But how do such possibly very strong personal feelings of hope translate into patient-stated goals of cancer treatment? Academic researchers have reported rather striking differences in survey responses provided by patients with cancer regarding their own confidence about beating the odds compared with established population-based survival rates. For example, in a widely quoted paper, investigators noted that more than 70% of patients (n = 1193) with advanced lung or colorectal cancer stated that “chemotherapy might be curative” when the objectively established realistic opportunity for cure during this specific era was vanishingly small.4 In a second study examining patients (n = 384) receiving radiation therapy for stage IIIB or IV lung cancer, the investigators reported that “64% did not understand that radiation therapy was not at all likely to cure them.”5

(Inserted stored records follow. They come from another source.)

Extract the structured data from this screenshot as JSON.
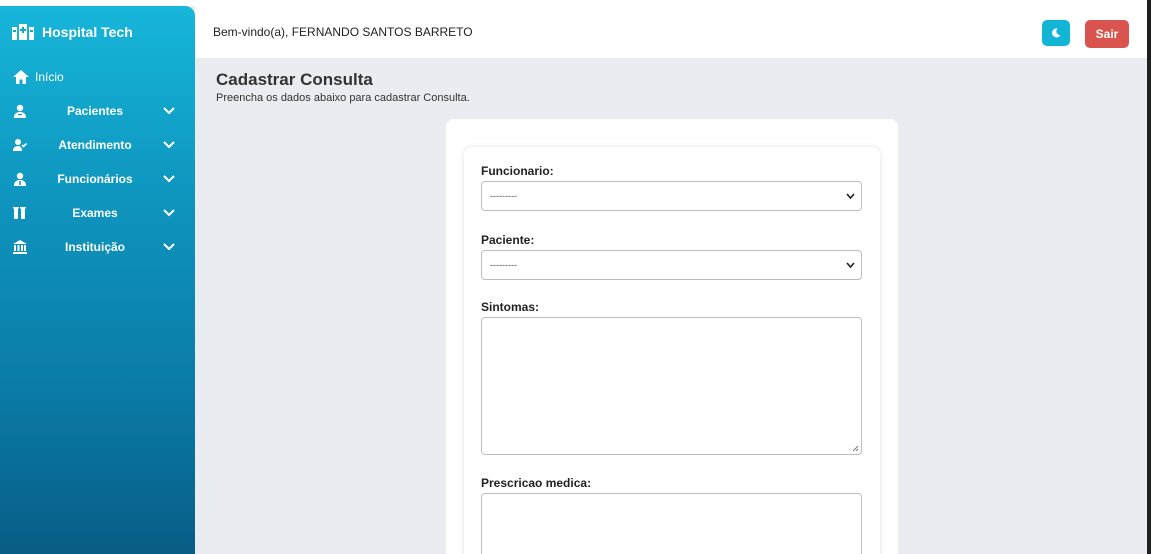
{
  "app": {
    "brand": "Hospital Tech"
  },
  "sidebar": {
    "home_label": "Início",
    "items": [
      {
        "label": "Pacientes",
        "icon": "patient-icon"
      },
      {
        "label": "Atendimento",
        "icon": "user-check-icon"
      },
      {
        "label": "Funcionários",
        "icon": "employee-icon"
      },
      {
        "label": "Exames",
        "icon": "flask-icon"
      },
      {
        "label": "Instituição",
        "icon": "bank-icon"
      }
    ]
  },
  "header": {
    "welcome": "Bem-vindo(a), FERNANDO SANTOS BARRETO",
    "theme_icon": "moon-icon",
    "logout_label": "Sair"
  },
  "page": {
    "title": "Cadastrar Consulta",
    "subtitle": "Preencha os dados abaixo para cadastrar Consulta."
  },
  "form": {
    "funcionario_label": "Funcionario:",
    "funcionario_value": "---------",
    "paciente_label": "Paciente:",
    "paciente_value": "---------",
    "sintomas_label": "Sintomas:",
    "prescricao_label": "Prescricao medica:"
  },
  "colors": {
    "sidebar_top": "#17b6da",
    "sidebar_bottom": "#085d86",
    "accent": "#12b5d6",
    "danger": "#d9534f"
  }
}
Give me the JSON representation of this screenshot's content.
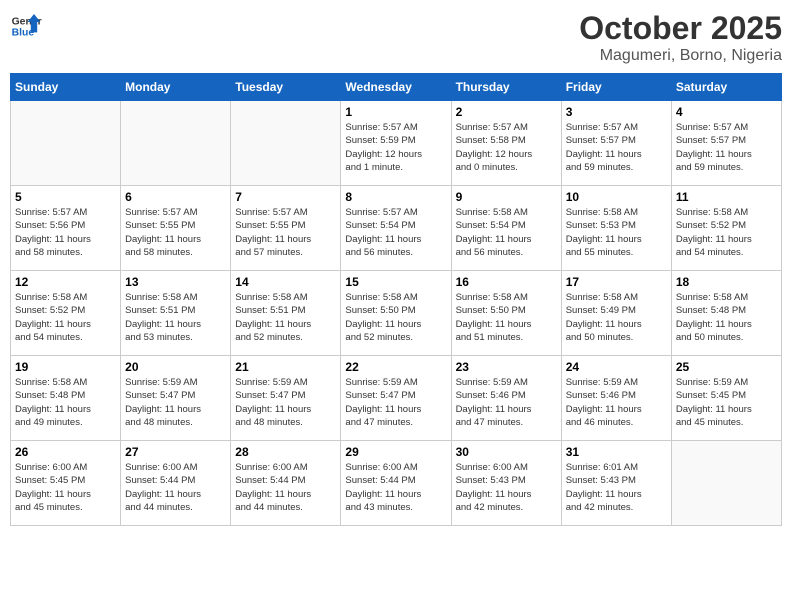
{
  "header": {
    "logo_line1": "General",
    "logo_line2": "Blue",
    "month": "October 2025",
    "location": "Magumeri, Borno, Nigeria"
  },
  "weekdays": [
    "Sunday",
    "Monday",
    "Tuesday",
    "Wednesday",
    "Thursday",
    "Friday",
    "Saturday"
  ],
  "weeks": [
    [
      {
        "day": "",
        "info": ""
      },
      {
        "day": "",
        "info": ""
      },
      {
        "day": "",
        "info": ""
      },
      {
        "day": "1",
        "info": "Sunrise: 5:57 AM\nSunset: 5:59 PM\nDaylight: 12 hours\nand 1 minute."
      },
      {
        "day": "2",
        "info": "Sunrise: 5:57 AM\nSunset: 5:58 PM\nDaylight: 12 hours\nand 0 minutes."
      },
      {
        "day": "3",
        "info": "Sunrise: 5:57 AM\nSunset: 5:57 PM\nDaylight: 11 hours\nand 59 minutes."
      },
      {
        "day": "4",
        "info": "Sunrise: 5:57 AM\nSunset: 5:57 PM\nDaylight: 11 hours\nand 59 minutes."
      }
    ],
    [
      {
        "day": "5",
        "info": "Sunrise: 5:57 AM\nSunset: 5:56 PM\nDaylight: 11 hours\nand 58 minutes."
      },
      {
        "day": "6",
        "info": "Sunrise: 5:57 AM\nSunset: 5:55 PM\nDaylight: 11 hours\nand 58 minutes."
      },
      {
        "day": "7",
        "info": "Sunrise: 5:57 AM\nSunset: 5:55 PM\nDaylight: 11 hours\nand 57 minutes."
      },
      {
        "day": "8",
        "info": "Sunrise: 5:57 AM\nSunset: 5:54 PM\nDaylight: 11 hours\nand 56 minutes."
      },
      {
        "day": "9",
        "info": "Sunrise: 5:58 AM\nSunset: 5:54 PM\nDaylight: 11 hours\nand 56 minutes."
      },
      {
        "day": "10",
        "info": "Sunrise: 5:58 AM\nSunset: 5:53 PM\nDaylight: 11 hours\nand 55 minutes."
      },
      {
        "day": "11",
        "info": "Sunrise: 5:58 AM\nSunset: 5:52 PM\nDaylight: 11 hours\nand 54 minutes."
      }
    ],
    [
      {
        "day": "12",
        "info": "Sunrise: 5:58 AM\nSunset: 5:52 PM\nDaylight: 11 hours\nand 54 minutes."
      },
      {
        "day": "13",
        "info": "Sunrise: 5:58 AM\nSunset: 5:51 PM\nDaylight: 11 hours\nand 53 minutes."
      },
      {
        "day": "14",
        "info": "Sunrise: 5:58 AM\nSunset: 5:51 PM\nDaylight: 11 hours\nand 52 minutes."
      },
      {
        "day": "15",
        "info": "Sunrise: 5:58 AM\nSunset: 5:50 PM\nDaylight: 11 hours\nand 52 minutes."
      },
      {
        "day": "16",
        "info": "Sunrise: 5:58 AM\nSunset: 5:50 PM\nDaylight: 11 hours\nand 51 minutes."
      },
      {
        "day": "17",
        "info": "Sunrise: 5:58 AM\nSunset: 5:49 PM\nDaylight: 11 hours\nand 50 minutes."
      },
      {
        "day": "18",
        "info": "Sunrise: 5:58 AM\nSunset: 5:48 PM\nDaylight: 11 hours\nand 50 minutes."
      }
    ],
    [
      {
        "day": "19",
        "info": "Sunrise: 5:58 AM\nSunset: 5:48 PM\nDaylight: 11 hours\nand 49 minutes."
      },
      {
        "day": "20",
        "info": "Sunrise: 5:59 AM\nSunset: 5:47 PM\nDaylight: 11 hours\nand 48 minutes."
      },
      {
        "day": "21",
        "info": "Sunrise: 5:59 AM\nSunset: 5:47 PM\nDaylight: 11 hours\nand 48 minutes."
      },
      {
        "day": "22",
        "info": "Sunrise: 5:59 AM\nSunset: 5:47 PM\nDaylight: 11 hours\nand 47 minutes."
      },
      {
        "day": "23",
        "info": "Sunrise: 5:59 AM\nSunset: 5:46 PM\nDaylight: 11 hours\nand 47 minutes."
      },
      {
        "day": "24",
        "info": "Sunrise: 5:59 AM\nSunset: 5:46 PM\nDaylight: 11 hours\nand 46 minutes."
      },
      {
        "day": "25",
        "info": "Sunrise: 5:59 AM\nSunset: 5:45 PM\nDaylight: 11 hours\nand 45 minutes."
      }
    ],
    [
      {
        "day": "26",
        "info": "Sunrise: 6:00 AM\nSunset: 5:45 PM\nDaylight: 11 hours\nand 45 minutes."
      },
      {
        "day": "27",
        "info": "Sunrise: 6:00 AM\nSunset: 5:44 PM\nDaylight: 11 hours\nand 44 minutes."
      },
      {
        "day": "28",
        "info": "Sunrise: 6:00 AM\nSunset: 5:44 PM\nDaylight: 11 hours\nand 44 minutes."
      },
      {
        "day": "29",
        "info": "Sunrise: 6:00 AM\nSunset: 5:44 PM\nDaylight: 11 hours\nand 43 minutes."
      },
      {
        "day": "30",
        "info": "Sunrise: 6:00 AM\nSunset: 5:43 PM\nDaylight: 11 hours\nand 42 minutes."
      },
      {
        "day": "31",
        "info": "Sunrise: 6:01 AM\nSunset: 5:43 PM\nDaylight: 11 hours\nand 42 minutes."
      },
      {
        "day": "",
        "info": ""
      }
    ]
  ]
}
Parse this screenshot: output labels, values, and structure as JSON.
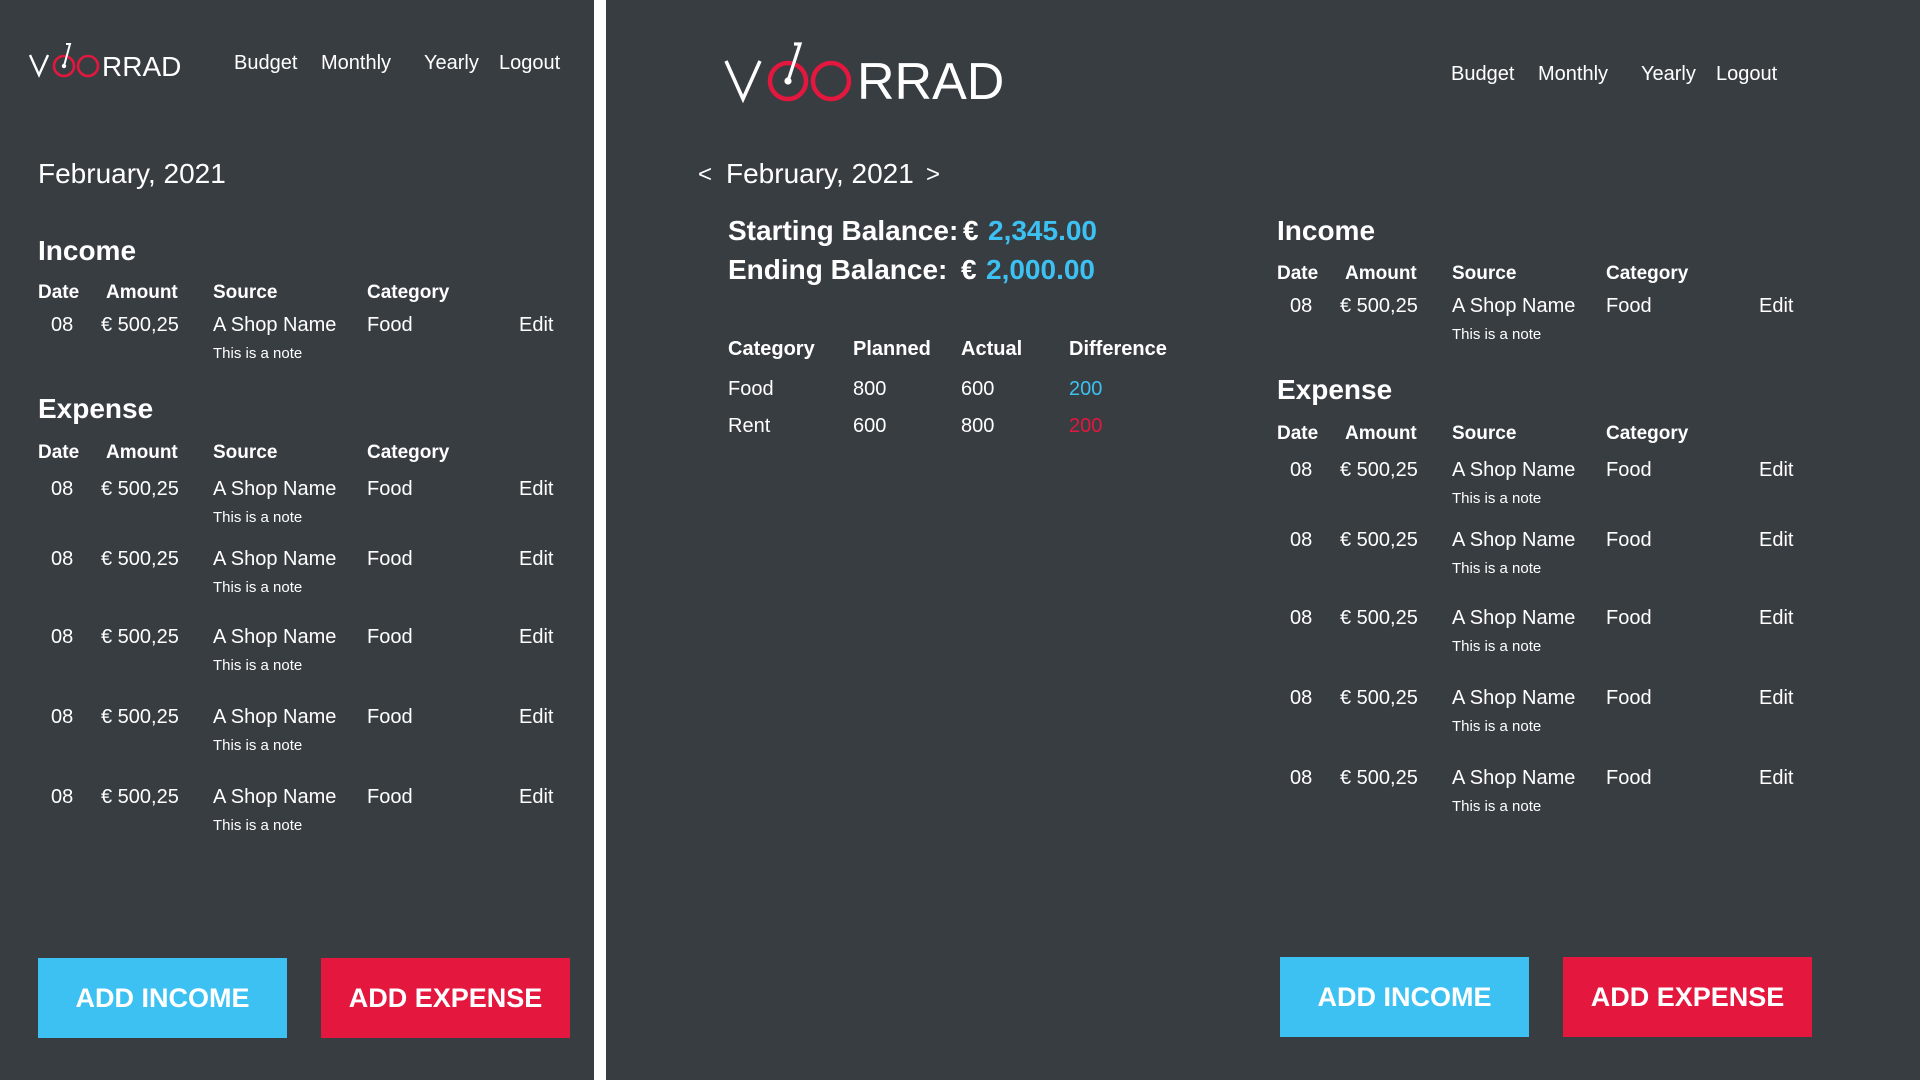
{
  "brand": {
    "name": "VOORRAD",
    "accent": "#e4173e",
    "positive": "#3cc1f2",
    "background": "#383d42"
  },
  "nav": [
    "Budget",
    "Monthly",
    "Yearly",
    "Logout"
  ],
  "month": "February, 2021",
  "month_prev": "<",
  "month_next": ">",
  "balances": {
    "start_label": "Starting Balance:",
    "start_currency": "€",
    "start_value": "2,345.00",
    "end_label": "Ending Balance:",
    "end_currency": "€",
    "end_value": "2,000.00"
  },
  "budget": {
    "headers": [
      "Category",
      "Planned",
      "Actual",
      "Difference"
    ],
    "rows": [
      {
        "category": "Food",
        "planned": "800",
        "actual": "600",
        "difference": "200",
        "status": "positive"
      },
      {
        "category": "Rent",
        "planned": "600",
        "actual": "800",
        "difference": "200",
        "status": "negative"
      }
    ]
  },
  "income": {
    "title": "Income",
    "headers": [
      "Date",
      "Amount",
      "Source",
      "Category"
    ],
    "rows": [
      {
        "date": "08",
        "amount": "€ 500,25",
        "source": "A Shop Name",
        "note": "This is a note",
        "category": "Food",
        "action": "Edit"
      }
    ]
  },
  "expense": {
    "title": "Expense",
    "headers": [
      "Date",
      "Amount",
      "Source",
      "Category"
    ],
    "rows": [
      {
        "date": "08",
        "amount": "€ 500,25",
        "source": "A Shop Name",
        "note": "This is a note",
        "category": "Food",
        "action": "Edit"
      },
      {
        "date": "08",
        "amount": "€ 500,25",
        "source": "A Shop Name",
        "note": "This is a note",
        "category": "Food",
        "action": "Edit"
      },
      {
        "date": "08",
        "amount": "€ 500,25",
        "source": "A Shop Name",
        "note": "This is a note",
        "category": "Food",
        "action": "Edit"
      },
      {
        "date": "08",
        "amount": "€ 500,25",
        "source": "A Shop Name",
        "note": "This is a note",
        "category": "Food",
        "action": "Edit"
      },
      {
        "date": "08",
        "amount": "€ 500,25",
        "source": "A Shop Name",
        "note": "This is a note",
        "category": "Food",
        "action": "Edit"
      }
    ]
  },
  "buttons": {
    "add_income": "ADD INCOME",
    "add_expense": "ADD EXPENSE"
  }
}
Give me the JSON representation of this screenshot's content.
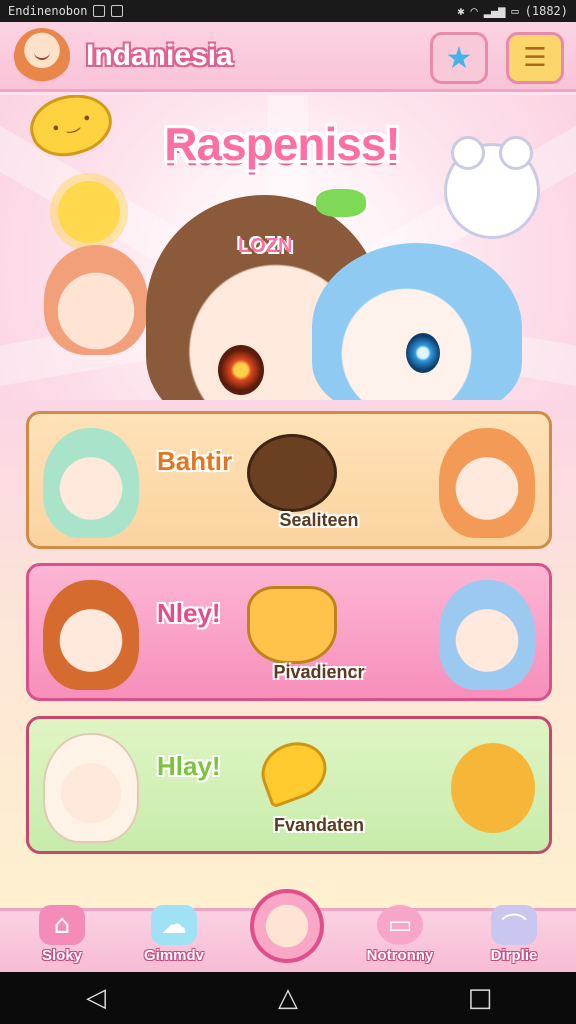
{
  "status_bar": {
    "left_text": "Endinenobon",
    "right_text": "(1882)"
  },
  "header": {
    "title": "Indaniesia",
    "star_icon": "star-icon",
    "menu_icon": "scroll-menu-icon"
  },
  "hero": {
    "title": "Raspeniss!",
    "logo_text": "LOZN"
  },
  "cards": [
    {
      "title": "Bahtir",
      "subtitle": "Sealiteen",
      "accent": "#e4761f"
    },
    {
      "title": "Nley!",
      "subtitle": "Pivadiencr",
      "accent": "#e54c8e"
    },
    {
      "title": "Hlay!",
      "subtitle": "Fvandaten",
      "accent": "#7cc43c"
    }
  ],
  "bottom_nav": {
    "items": [
      {
        "label": "Sloky",
        "icon": "house-icon"
      },
      {
        "label": "Gimmdv",
        "icon": "pet-icon"
      },
      {
        "label": "",
        "icon": "avatar-center-icon"
      },
      {
        "label": "Notronny",
        "icon": "device-icon"
      },
      {
        "label": "Dirplie",
        "icon": "shoe-icon"
      }
    ]
  },
  "system_nav": {
    "back": "◁",
    "home": "△",
    "recents": "□"
  }
}
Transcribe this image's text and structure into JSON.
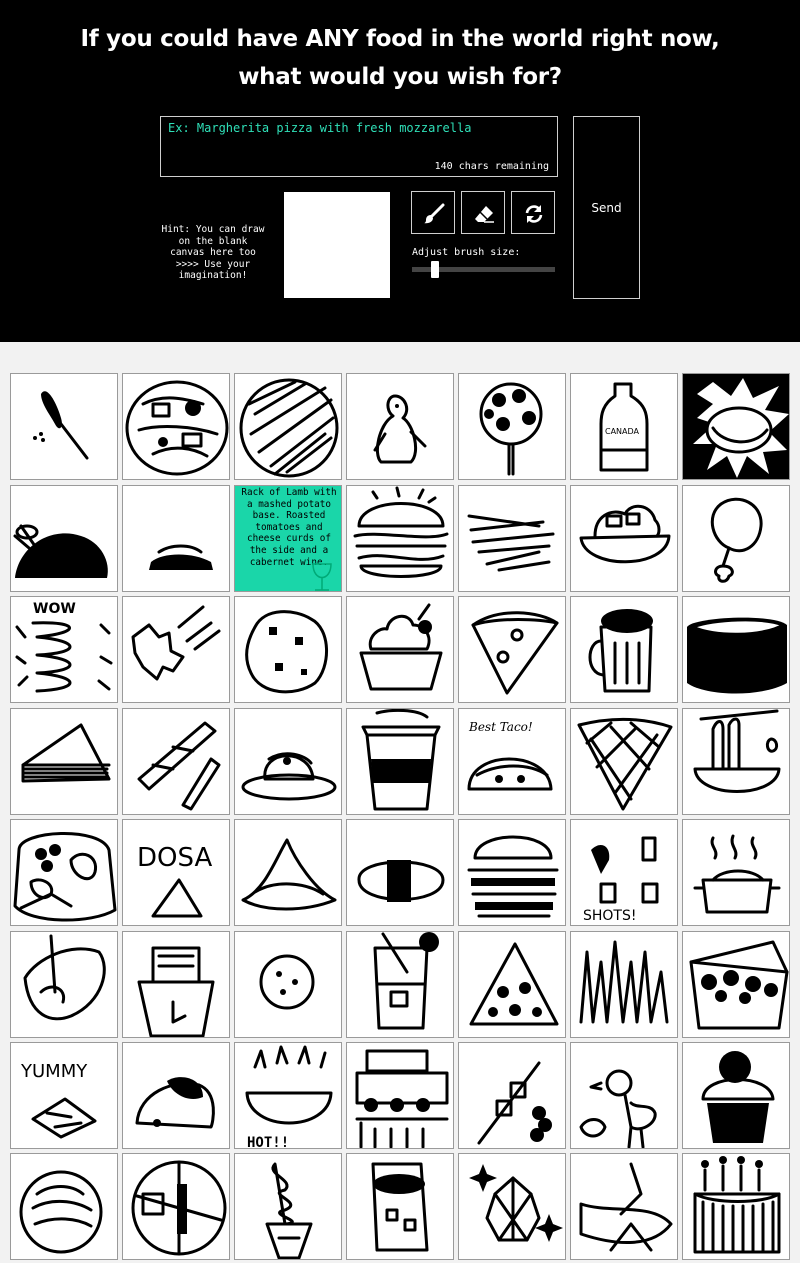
{
  "header": {
    "title_line1": "If you could have ANY food in the world right now,",
    "title_line2": "what would you wish for?"
  },
  "wish_input": {
    "placeholder": "Ex: Margherita pizza with fresh mozzarella",
    "remaining": "140 chars remaining"
  },
  "hint": "Hint: You can draw on the blank canvas here too >>>> Use your imagination!",
  "tools": [
    {
      "name": "brush-icon"
    },
    {
      "name": "eraser-icon"
    },
    {
      "name": "refresh-icon"
    }
  ],
  "brush": {
    "label": "Adjust brush size:",
    "level": 0.14
  },
  "send_label": "Send",
  "gallery": {
    "tiles": [
      {
        "id": "corn-dog",
        "caption": ""
      },
      {
        "id": "rice-bowl",
        "caption": ""
      },
      {
        "id": "scribble-circle",
        "caption": ""
      },
      {
        "id": "penguin",
        "caption": ""
      },
      {
        "id": "cake-pop",
        "caption": ""
      },
      {
        "id": "soda-bottle",
        "caption": ""
      },
      {
        "id": "spring-roll",
        "caption": ""
      },
      {
        "id": "roast-chicken",
        "caption": ""
      },
      {
        "id": "pancakes",
        "caption": ""
      },
      {
        "id": "lamb-note",
        "caption": "Rack of Lamb with a mashed potato base. Roasted tomatoes and cheese curds of the side and a cabernet wine."
      },
      {
        "id": "burger",
        "caption": ""
      },
      {
        "id": "fries",
        "caption": ""
      },
      {
        "id": "salad-bowl",
        "caption": ""
      },
      {
        "id": "drumstick",
        "caption": ""
      },
      {
        "id": "wow-noodle",
        "caption": "WOW"
      },
      {
        "id": "leaves",
        "caption": ""
      },
      {
        "id": "cookie",
        "caption": ""
      },
      {
        "id": "sundae",
        "caption": ""
      },
      {
        "id": "pizza-slice",
        "caption": ""
      },
      {
        "id": "beer-mug",
        "caption": ""
      },
      {
        "id": "sushi-roll",
        "caption": ""
      },
      {
        "id": "cake-slice",
        "caption": ""
      },
      {
        "id": "churros",
        "caption": ""
      },
      {
        "id": "plated-dessert",
        "caption": ""
      },
      {
        "id": "coffee-cup",
        "caption": ""
      },
      {
        "id": "taco",
        "caption": "Best Taco!"
      },
      {
        "id": "waffle-cone",
        "caption": ""
      },
      {
        "id": "ramen",
        "caption": ""
      },
      {
        "id": "bento",
        "caption": ""
      },
      {
        "id": "dosa",
        "caption": "DOSA"
      },
      {
        "id": "dumpling",
        "caption": ""
      },
      {
        "id": "nigiri",
        "caption": ""
      },
      {
        "id": "double-burger",
        "caption": ""
      },
      {
        "id": "shots",
        "caption": "SHOTS!"
      },
      {
        "id": "hot-pot",
        "caption": ""
      },
      {
        "id": "steak",
        "caption": ""
      },
      {
        "id": "noodle-cup",
        "caption": ""
      },
      {
        "id": "small-cookie",
        "caption": ""
      },
      {
        "id": "cocktail",
        "caption": ""
      },
      {
        "id": "pizza-wedge",
        "caption": ""
      },
      {
        "id": "grass",
        "caption": ""
      },
      {
        "id": "takeout-box",
        "caption": ""
      },
      {
        "id": "yummy-nachos",
        "caption": "YUMMY"
      },
      {
        "id": "rock-cake",
        "caption": ""
      },
      {
        "id": "hot-soup",
        "caption": "HOT!!"
      },
      {
        "id": "train-dessert",
        "caption": ""
      },
      {
        "id": "skewer",
        "caption": ""
      },
      {
        "id": "bird",
        "caption": ""
      },
      {
        "id": "muffin",
        "caption": ""
      },
      {
        "id": "pie",
        "caption": ""
      },
      {
        "id": "pizza-plate",
        "caption": ""
      },
      {
        "id": "soft-serve",
        "caption": ""
      },
      {
        "id": "burrito",
        "caption": ""
      },
      {
        "id": "artichoke",
        "caption": ""
      },
      {
        "id": "abstract",
        "caption": ""
      },
      {
        "id": "birthday-cake",
        "caption": ""
      }
    ]
  }
}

These reports have appropriately highlighted the realistic potential that such highly unrealistic assumptions regarding outcome may unfortunately influence critical life decisions, including delay or avoidance of palliative/hospice care as well as inadequate personal assessment of the risk for serious treatment-related toxicity. Further, unique decisions in individual situations, such as purchasing an expensive home or starting a new business, may be harmful to the future of the patient’s family. Finally, putting off acceptance of mortality may compromise a patient’s ability to develop a timeline for important personal matters, such as taking a meaningful trip or spending time visiting family.
However, the essential question to be asked here is whether these responses to academically based survey questions represent not an expectation of unrealistic outcomes but rather solely personal hope, which will permit many individuals to more effectively deal with the emotional and physical impact of cancer on themselves and their families over the course of the disease.
What is most important to highlight here is that there is simply no inherent reason to conclude that hope, as just defined, equals expectation. In a recently published, rather focused, and in-depth analysis of patients with advanced cancer (n = 234), only 12% (vs >70% in other reports) stated that cure was their personal goal of therapy.6
Finally, it is critical to inquire what is wrong with hope, if it helps patients through their journey while not interfering with likely necessary end-of-life decisions when these are required to be made.
Therefore, when the oncologist editorialist declares that a focus on the tail of the curve “is dangerous,” even if this enables patients to more effectively deal with what must be considered among the most difficult of all possible life experiences, one must very strongly question, or simply refute, his conclusion and perhaps even his apparent authority as a provider to declare how individual patients should optimally deal with cancer.